How to buy a house even if you have bad credit
The decision to purchase a house is an important life choice that most us will make at some point in our lives. Unfortunately for a lot of folks this life long dream won’t come easy. Life circumstances such as student loans, credit card debt, and even the occasional missed payment can substantially lower credit score, significantly reducing chances of securing a mortgage loan. Although, purchasing a home with low or bad credit won’t be easy, all hope is not lost. We have compiled tips below on how to buy a house even if you have bad credit.
- Evaluate Your Situation. If you have bad credit, work to fix it. Thoroughly check your credit report from all 3 major credit bureaus. Even if you don’t have delinquent accounts, there could still be something you’re unaware of that’s hurting your credit score. If there are derogatory marks on your credit report based on information that is false you can dispute it. Credit agencies are required by law to investigate your complaint within 30 days. If successful, removing them can substantially boost your credit score.
- If you have low credit score then it will be necessary for you to have a bigger down payment. When you make a large down payment this shows lenders that you are able to handle the loan despite your low credit score. Be prepared to put down at least 20% of the cost of the house. Keep in mind you will have closing costs as well.
- Research federal mortgage loans. Work with lenders that specialize in The Federal Housing Administration and the Veteran’s Administration loans. They offer low down payments and do not require a large down payment. You may be able to get approved even with a credit score as low as 580 as long as you make a down payment of at least 3.5%. Work with a realtor that will help you understand both advantages and disadvantages of an FHA loan.
- Another great way of buying a property with low credit score is by getting a loan from someone you may already know. Getting a loan through private moneylenders can be easier than any of the steps on this list. This individual can be a family member, or a friend you might know that is willing to lend you the money to purchase this property and in return you would pay for the home with a loan based on the terms accepted by both parties.

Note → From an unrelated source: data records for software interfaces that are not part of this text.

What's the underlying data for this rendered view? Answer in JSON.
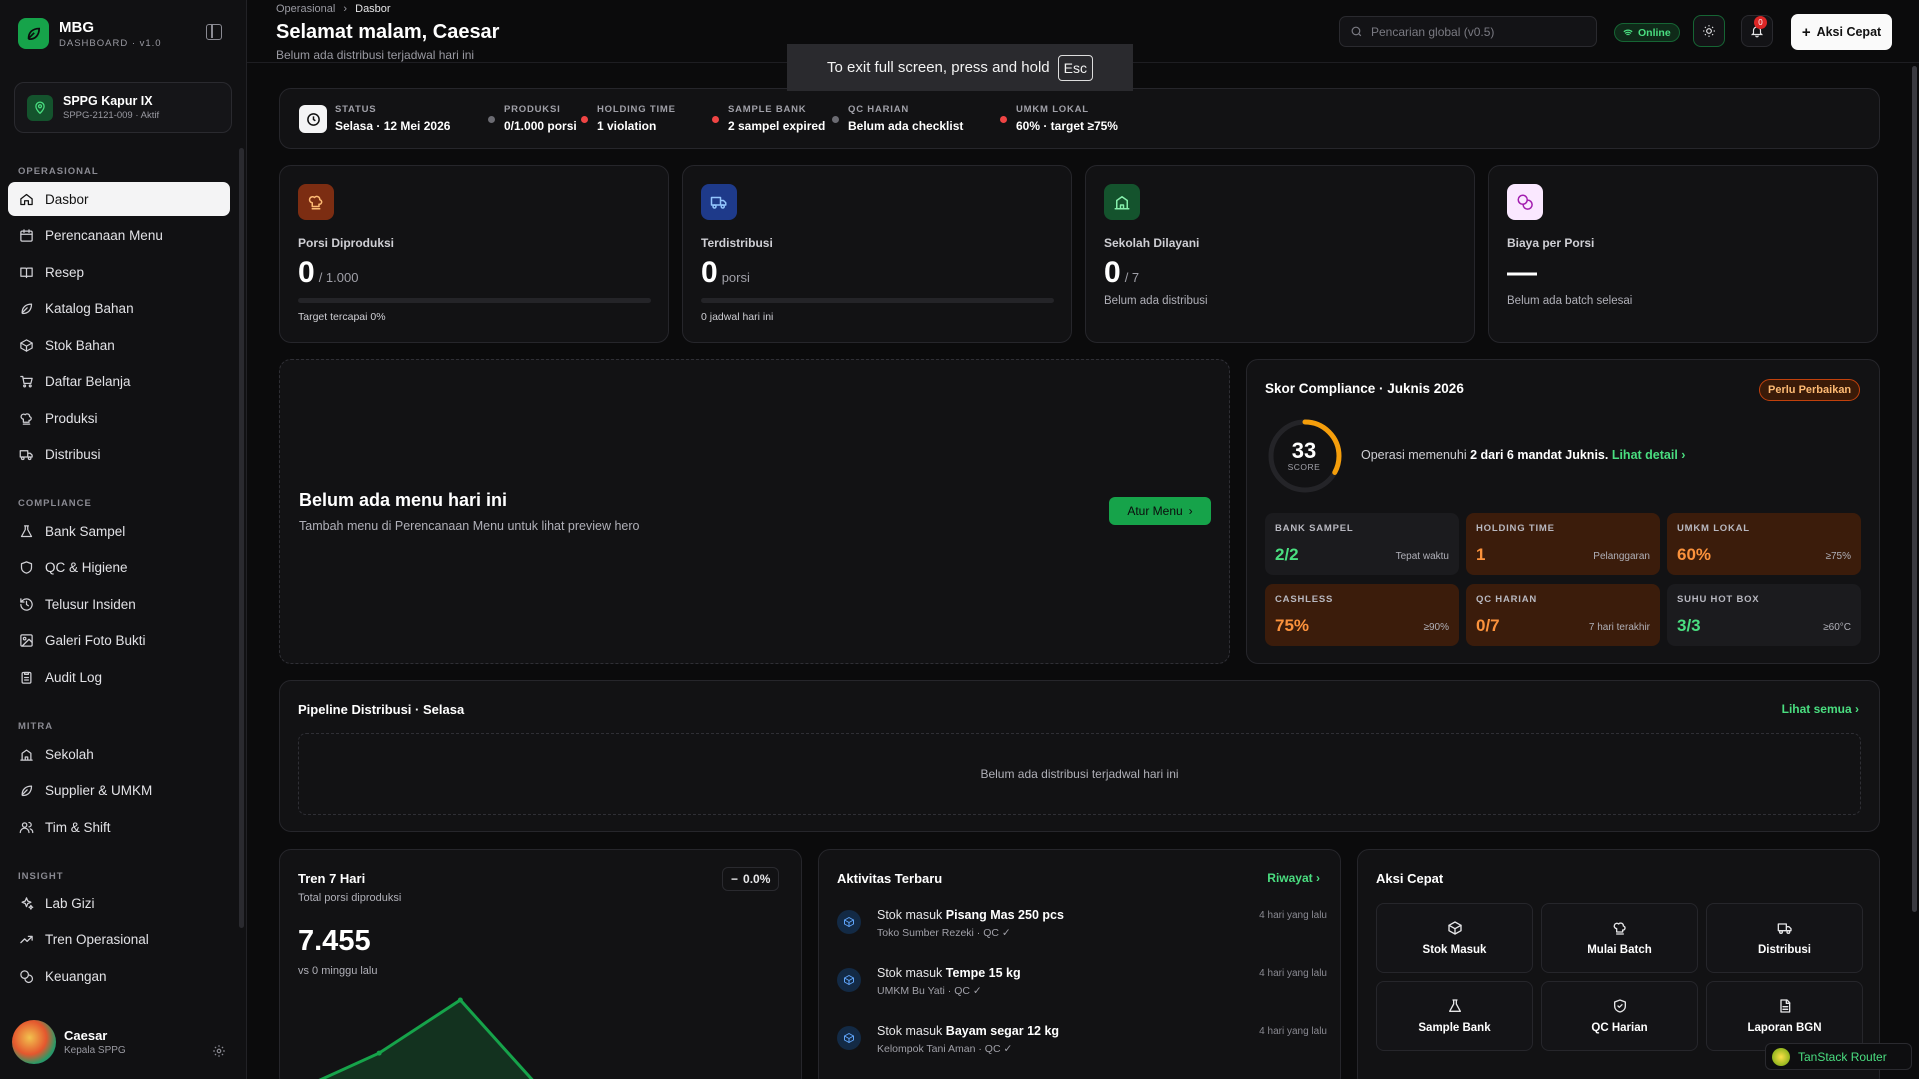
{
  "brand": {
    "title": "MBG",
    "subtitle": "DASHBOARD · v1.0"
  },
  "site": {
    "name": "SPPG Kapur IX",
    "sub": "SPPG-2121-009 · Aktif"
  },
  "sections": {
    "operasional": "OPERASIONAL",
    "compliance": "COMPLIANCE",
    "mitra": "MITRA",
    "insight": "INSIGHT"
  },
  "nav": {
    "operasional": [
      {
        "label": "Dasbor",
        "icon": "home-icon"
      },
      {
        "label": "Perencanaan Menu",
        "icon": "calendar-icon"
      },
      {
        "label": "Resep",
        "icon": "book-icon"
      },
      {
        "label": "Katalog Bahan",
        "icon": "leaf-icon"
      },
      {
        "label": "Stok Bahan",
        "icon": "box-icon"
      },
      {
        "label": "Daftar Belanja",
        "icon": "cart-icon"
      },
      {
        "label": "Produksi",
        "icon": "chef-hat-icon"
      },
      {
        "label": "Distribusi",
        "icon": "truck-icon"
      }
    ],
    "compliance": [
      {
        "label": "Bank Sampel",
        "icon": "flask-icon"
      },
      {
        "label": "QC & Higiene",
        "icon": "shield-icon"
      },
      {
        "label": "Telusur Insiden",
        "icon": "history-icon"
      },
      {
        "label": "Galeri Foto Bukti",
        "icon": "image-icon"
      },
      {
        "label": "Audit Log",
        "icon": "clipboard-icon"
      }
    ],
    "mitra": [
      {
        "label": "Sekolah",
        "icon": "school-icon"
      },
      {
        "label": "Supplier & UMKM",
        "icon": "leaf-icon"
      },
      {
        "label": "Tim & Shift",
        "icon": "users-icon"
      }
    ],
    "insight": [
      {
        "label": "Lab Gizi",
        "icon": "sparkles-icon"
      },
      {
        "label": "Tren Operasional",
        "icon": "trend-icon"
      },
      {
        "label": "Keuangan",
        "icon": "coins-icon"
      }
    ]
  },
  "user": {
    "name": "Caesar",
    "role": "Kepala SPPG"
  },
  "header": {
    "crumb_parent": "Operasional",
    "crumb_current": "Dasbor",
    "greeting": "Selamat malam, Caesar",
    "subtitle": "Belum ada distribusi terjadwal hari ini",
    "search_placeholder": "Pencarian global (v0.5)",
    "online": "Online",
    "notif_count": "0",
    "quick_action": "Aksi Cepat"
  },
  "toast": {
    "text": "To exit full screen, press and hold",
    "key": "Esc"
  },
  "status": [
    {
      "label": "STATUS",
      "value": "Selasa · 12 Mei 2026"
    },
    {
      "label": "PRODUKSI",
      "value": "0/1.000 porsi",
      "color": "#6b6b72"
    },
    {
      "label": "HOLDING TIME",
      "value": "1 violation",
      "color": "#ef4444"
    },
    {
      "label": "SAMPLE BANK",
      "value": "2 sampel expired",
      "color": "#ef4444"
    },
    {
      "label": "QC HARIAN",
      "value": "Belum ada checklist",
      "color": "#6b6b72"
    },
    {
      "label": "UMKM LOKAL",
      "value": "60% · target ≥75%",
      "color": "#ef4444"
    }
  ],
  "kpis": [
    {
      "label": "Porsi Diproduksi",
      "value": "0",
      "unit": "/ 1.000",
      "note": "Target tercapai 0%",
      "progress": 0
    },
    {
      "label": "Terdistribusi",
      "value": "0",
      "unit": "porsi",
      "note": "0 jadwal hari ini",
      "progress": 0
    },
    {
      "label": "Sekolah Dilayani",
      "value": "0",
      "unit": "/ 7",
      "note": "Belum ada distribusi"
    },
    {
      "label": "Biaya per Porsi",
      "value": "—",
      "unit": "",
      "note": "Belum ada batch selesai"
    }
  ],
  "hero": {
    "title": "Belum ada menu hari ini",
    "subtitle": "Tambah menu di Perencanaan Menu untuk lihat preview hero",
    "button": "Atur Menu"
  },
  "compliance": {
    "title": "Skor Compliance · Juknis 2026",
    "badge": "Perlu Perbaikan",
    "score": "33",
    "score_label": "SCORE",
    "score_value": 33,
    "desc_pre": "Operasi memenuhi",
    "desc_bold": "2 dari 6 mandat Juknis.",
    "desc_link": "Lihat detail",
    "tiles": [
      {
        "label": "BANK SAMPEL",
        "value": "2/2",
        "note": "Tepat waktu",
        "color": "#4ade80"
      },
      {
        "label": "HOLDING TIME",
        "value": "1",
        "note": "Pelanggaran",
        "color": "#fb923c"
      },
      {
        "label": "UMKM LOKAL",
        "value": "60%",
        "note": "≥75%",
        "color": "#fb923c"
      },
      {
        "label": "CASHLESS",
        "value": "75%",
        "note": "≥90%",
        "color": "#fb923c"
      },
      {
        "label": "QC HARIAN",
        "value": "0/7",
        "note": "7 hari terakhir",
        "color": "#fb923c"
      },
      {
        "label": "SUHU HOT BOX",
        "value": "3/3",
        "note": "≥60°C",
        "color": "#4ade80"
      }
    ]
  },
  "pipeline": {
    "title": "Pipeline Distribusi · Selasa",
    "link": "Lihat semua",
    "empty": "Belum ada distribusi terjadwal hari ini"
  },
  "trend": {
    "title": "Tren 7 Hari",
    "subtitle": "Total porsi diproduksi",
    "change": "0.0%",
    "value": "7.455",
    "vs": "vs 0 minggu lalu"
  },
  "chart_data": {
    "type": "area",
    "values": [
      0,
      1600,
      3900,
      0,
      0,
      0,
      0
    ],
    "color": "#16a34a"
  },
  "activity": {
    "title": "Aktivitas Terbaru",
    "link": "Riwayat",
    "items": [
      {
        "pre": "Stok masuk",
        "bold": "Pisang Mas 250 pcs",
        "sub": "Toko Sumber Rezeki · QC ✓",
        "time": "4 hari yang lalu"
      },
      {
        "pre": "Stok masuk",
        "bold": "Tempe 15 kg",
        "sub": "UMKM Bu Yati · QC ✓",
        "time": "4 hari yang lalu"
      },
      {
        "pre": "Stok masuk",
        "bold": "Bayam segar 12 kg",
        "sub": "Kelompok Tani Aman · QC ✓",
        "time": "4 hari yang lalu"
      }
    ]
  },
  "quick": {
    "title": "Aksi Cepat",
    "items": [
      {
        "label": "Stok Masuk",
        "icon": "box-icon"
      },
      {
        "label": "Mulai Batch",
        "icon": "chef-hat-icon"
      },
      {
        "label": "Distribusi",
        "icon": "truck-icon"
      },
      {
        "label": "Sample Bank",
        "icon": "flask-icon"
      },
      {
        "label": "QC Harian",
        "icon": "shield-check-icon"
      },
      {
        "label": "Laporan BGN",
        "icon": "file-icon"
      }
    ]
  },
  "devtools": {
    "label": "TanStack Router"
  }
}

- Work with a landlord that may offer you to lease the property with an option to buy. In a lease-option, the landlord and tenant make an agreement that at the end of a specified period, the tenant has the option to now purchase the property.
- Seller financing allows the buyer to make direct payments to the seller until the property is paid off. In a seller-financing situation, the seller lends the buyer the money for the purchase under a contracted interest rate, repayment schedule and consequences of default.
- Another possible option for purchasing a house with low credit score is by assuming an existing mortgage. By assuming an existing mortgage, the buyer takes on the rate, repayment period, current principal balance and other terms of the seller’s existing mortgage instead of obtaining a brand-new mortgage.